I knew that I have only 25 sheets to post and I reckoned that posting one a week will be about the right tempo to keep the blog squeak along  with some regular and predictable content whilst giving Caine some much-needed respite. And I thought that at the time I will post my last sheet and bow out, she will be convalescing and getting back into her tempo.

Sadly, as it so often happens, the universe does not care about our presumptions and plans. Fuck cancer.

Behind the Iron Curtain part 19 – Pionýr

These are my recollections of a life behind the iron curtain. I do not aim to give perfect and objective evaluation of anything, but to share my personal experiences and memories. It will explain why I just cannot get misty eyed over some ideas on the political left and why I loathe many ideas on the right.

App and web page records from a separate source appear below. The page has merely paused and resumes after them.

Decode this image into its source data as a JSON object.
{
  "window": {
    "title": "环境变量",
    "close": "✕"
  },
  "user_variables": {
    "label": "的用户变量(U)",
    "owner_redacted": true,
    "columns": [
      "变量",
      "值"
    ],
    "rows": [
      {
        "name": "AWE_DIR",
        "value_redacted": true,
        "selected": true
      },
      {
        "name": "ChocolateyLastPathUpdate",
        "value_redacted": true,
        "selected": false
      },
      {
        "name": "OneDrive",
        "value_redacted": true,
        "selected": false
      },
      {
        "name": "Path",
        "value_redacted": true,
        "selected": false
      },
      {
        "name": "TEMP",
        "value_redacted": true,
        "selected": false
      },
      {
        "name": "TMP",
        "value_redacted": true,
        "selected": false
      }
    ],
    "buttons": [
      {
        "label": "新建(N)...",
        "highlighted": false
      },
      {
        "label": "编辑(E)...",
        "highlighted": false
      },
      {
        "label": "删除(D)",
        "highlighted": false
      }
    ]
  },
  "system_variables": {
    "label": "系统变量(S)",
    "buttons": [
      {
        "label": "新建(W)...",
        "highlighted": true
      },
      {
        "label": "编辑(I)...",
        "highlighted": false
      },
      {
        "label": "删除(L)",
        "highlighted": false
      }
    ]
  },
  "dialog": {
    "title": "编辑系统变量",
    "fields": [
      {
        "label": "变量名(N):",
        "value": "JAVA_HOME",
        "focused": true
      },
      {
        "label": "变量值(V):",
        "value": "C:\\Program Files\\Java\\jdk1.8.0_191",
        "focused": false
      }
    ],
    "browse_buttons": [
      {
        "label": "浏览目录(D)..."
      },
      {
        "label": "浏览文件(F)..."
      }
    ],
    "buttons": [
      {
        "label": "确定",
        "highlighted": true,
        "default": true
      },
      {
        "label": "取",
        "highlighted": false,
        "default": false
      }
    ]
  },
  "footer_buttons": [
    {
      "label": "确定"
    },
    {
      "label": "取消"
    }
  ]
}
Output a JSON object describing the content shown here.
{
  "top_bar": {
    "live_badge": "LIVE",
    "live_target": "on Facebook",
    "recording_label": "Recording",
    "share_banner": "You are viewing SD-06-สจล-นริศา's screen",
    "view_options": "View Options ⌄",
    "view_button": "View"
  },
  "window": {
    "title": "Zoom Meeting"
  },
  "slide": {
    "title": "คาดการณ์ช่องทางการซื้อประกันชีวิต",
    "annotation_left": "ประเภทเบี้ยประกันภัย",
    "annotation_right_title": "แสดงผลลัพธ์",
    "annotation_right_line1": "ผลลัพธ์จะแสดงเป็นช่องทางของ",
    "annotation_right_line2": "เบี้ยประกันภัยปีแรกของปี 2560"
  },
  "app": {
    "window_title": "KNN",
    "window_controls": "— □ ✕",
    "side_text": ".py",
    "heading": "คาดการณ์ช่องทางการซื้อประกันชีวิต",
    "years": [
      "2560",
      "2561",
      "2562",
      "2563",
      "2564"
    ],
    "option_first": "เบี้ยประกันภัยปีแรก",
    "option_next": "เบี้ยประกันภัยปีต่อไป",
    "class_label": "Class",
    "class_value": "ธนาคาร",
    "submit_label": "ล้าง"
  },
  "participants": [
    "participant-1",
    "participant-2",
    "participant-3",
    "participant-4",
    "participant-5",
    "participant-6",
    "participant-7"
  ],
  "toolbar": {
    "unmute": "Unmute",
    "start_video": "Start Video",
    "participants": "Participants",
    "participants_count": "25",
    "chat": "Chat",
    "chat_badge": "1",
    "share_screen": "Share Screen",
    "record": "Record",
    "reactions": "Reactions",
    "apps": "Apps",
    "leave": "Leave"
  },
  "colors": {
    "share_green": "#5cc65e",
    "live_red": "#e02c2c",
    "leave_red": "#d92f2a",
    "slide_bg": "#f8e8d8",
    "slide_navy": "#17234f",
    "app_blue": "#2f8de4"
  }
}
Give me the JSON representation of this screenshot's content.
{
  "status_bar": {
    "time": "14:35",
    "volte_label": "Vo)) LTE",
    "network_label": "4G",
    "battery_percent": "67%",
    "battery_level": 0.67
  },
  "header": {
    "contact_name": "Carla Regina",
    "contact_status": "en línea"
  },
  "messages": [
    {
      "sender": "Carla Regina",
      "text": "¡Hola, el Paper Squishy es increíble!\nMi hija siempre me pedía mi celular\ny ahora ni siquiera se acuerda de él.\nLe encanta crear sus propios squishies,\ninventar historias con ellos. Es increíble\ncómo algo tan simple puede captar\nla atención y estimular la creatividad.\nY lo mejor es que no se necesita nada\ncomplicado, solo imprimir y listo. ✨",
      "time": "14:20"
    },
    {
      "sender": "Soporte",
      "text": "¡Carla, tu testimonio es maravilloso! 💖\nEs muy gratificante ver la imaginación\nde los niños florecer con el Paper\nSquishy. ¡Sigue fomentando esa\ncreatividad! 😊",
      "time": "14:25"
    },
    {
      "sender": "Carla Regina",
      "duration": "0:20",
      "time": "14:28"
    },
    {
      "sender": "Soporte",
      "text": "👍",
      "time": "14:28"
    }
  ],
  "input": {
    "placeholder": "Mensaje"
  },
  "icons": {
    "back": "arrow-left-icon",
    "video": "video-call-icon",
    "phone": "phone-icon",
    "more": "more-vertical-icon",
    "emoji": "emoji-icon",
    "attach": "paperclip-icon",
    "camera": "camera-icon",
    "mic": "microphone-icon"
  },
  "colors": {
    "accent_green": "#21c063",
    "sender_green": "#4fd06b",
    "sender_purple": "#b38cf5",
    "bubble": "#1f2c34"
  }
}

In my opinion, totalitarian regimes are very good at recognizing one crucial fact of life – it is important to reach children as soon as possible and indoctrinate them into your ideology, because later on it might not work. Throughout history of totalitarian regimes therefore are many examples of youth’s organizations whose main purpose was political.

The communist regime in former Soviet bloc was no different and the youth organization in our country was named “Pionýr” a derivative of the word pioneer, attempting to imply boldness and strength to freely explore hitherto unexplored. Where “freely” means “in the direction the party allows and if the conclusions confirm with party line”.

It started at an early age, about seven years, with a membership in “Jiskra” (spark), an organisation that was essentially preparing children for future membership in pionýr. After that, at the eight-nine years of age, the child could enter the Pionýr organization and become a full member.

Membership was confirmed by a public pledge first as Jiskra, then as Pionýr. I do not remember my Pionýr pledge, but I do remember some feelings about being overwhelmed by the Jiskra one, to the point that I still remember the first sentence of the pledge – but I had to look up the rest. I had my heart in my throat as I was standing in an auditorium in front of most of the town and piping up the pledge loud enough to be heard. I also remember that I actually believed and meant what I was saying.

Here are the translations (not trying to convey the cadence and rhyming of the originals):
Jiskra – “Slibuji dnes přede všemi, jako jiskra jasná, chci žít pro svou krásnou zemi, aby byla šťastná” – Like a bright spark I promise in front of all, that I want to live for my beautiful country so it can be happy.

Pionýr: “Slibuji před svými druhy, že budu pracovat, učit se a žít podle pionýrských zákonů, abych byl dobrým občanem své milované vlasti, Československé socialistické republiky, a svým jednáním chránit čest pionýrské organizace Socialistického svazu mládeže.” – I promise in front of my comrades, that I will work, learn and live by pionýr law, in order to become good citizen of my beloved country, Czechoslovak Socialist Republic, and with my behaviour I promise to guard the honor of the Pionýr organization of Socialist Youth Association.

Membership in Pionýr was not compulsory. But it was not compulsory in the sense “it is voluntary, but you must”. In my class, there were a few children who were not members, and our teacher – a fanatical communist to this day – did give them some grief for that. Remember what I said about education? Not being a member of Pionýr was a huge hindrance to getting meaningful highschool education, and made it nigh impossible to get into university later on. So most children entered the organization even when privately they and their parents disagreed with the regime.

I do not remember much about what we were doing in the name of the organization as such, apart from a few summer camps to which I went, and a few marches on memorable occasions (like of May). Maybe I will remember something more later.

I still have my red scarf in the cupboard, despite not agreeing with communist philosophy. I do not know why.